he whiled away two years on a U.S. army base in Germany.

Have I Told You Lately That I Love You
Not to be confused with the Van Morrison song of a similar name, Have I Told You Lately That I Love You had been a success for Bing Crosby, among
others. It featured in Elvis’s second film, Loving You, which gave the young sensation his first starring role.

True Love
Memorably delivered by Bing Crosby and Grace Kelly in High Society, True Love was only a year old when Elvis took a stab at it in 1957, backed by the
Jordanaires and a lone guitar. Written by Cole Porter, it is reckoned by many to be the legendary composer’s last truly great song.

I’m Counting On You
Just turned 21 and newly signed by RCA Victor for $35,000, Elvis headed to Nashville in January 1956 to record his first album for the label.

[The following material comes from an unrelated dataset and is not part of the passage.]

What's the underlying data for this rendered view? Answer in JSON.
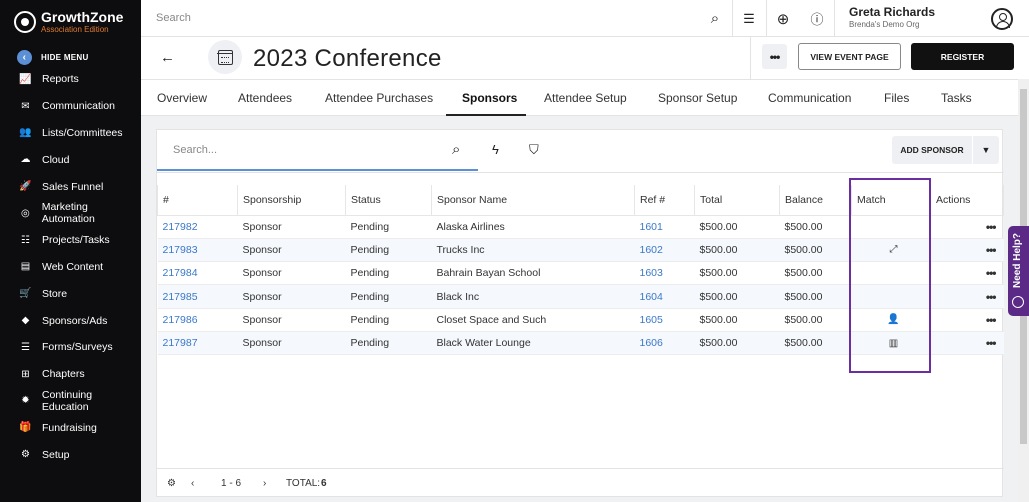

I’m Counting On
You was one of the first things he tried and shows the former hillbilly evolving into a far smoother, more romantic proposition than he had been just a few
months earlier.

Blue Moon
Elvis’s version of this big favourite is ghostly and pared back, with none of the musical lushness usually associated with it. It is a fascinating leftover from
Elvis’s pre-fame sessions with producer Sam Phillips at Sun Studio in Memphis in 1954. Released two years later, it sounds like an experiment, but it’s a
thrilling one, featuring an uncharacteristic, lonesome falsetto from the young star-in-waiting.

As Long As I Have You
This lovely, simple piano ballad from the 23-year-old Elvis was written for the soundtrack to his fourth movie, 1958’s King Creole.

Any Way You Want Me
Raw, passionate and featuring the mighty vocal group the Jordanaires, Any Way You Want Me is a lesser-known Elvis love song from an auspicious session
in June 1956. The other fruits of that day’s work in the studio were the Elvis classics Don’t Be Cruel and Hound Dog.

I Love You Because
Opening with a whistling intro, which presumably was courtesy of the 19-year-old Elvis himself,
this poised, jazz ballad was one of the singer’s first recordings, made around the same time he recorded That’s All Right, sometimes regarded as the first
true rock ’n’ roll record.

I Don’t Care If The Sun Don’t Shine
Another song from the 1954 Sun sessions, I Don’t Care If The Sun Don’t Shine is carried along by an exuberant rockabilly thwack and an irresistible lust for
life.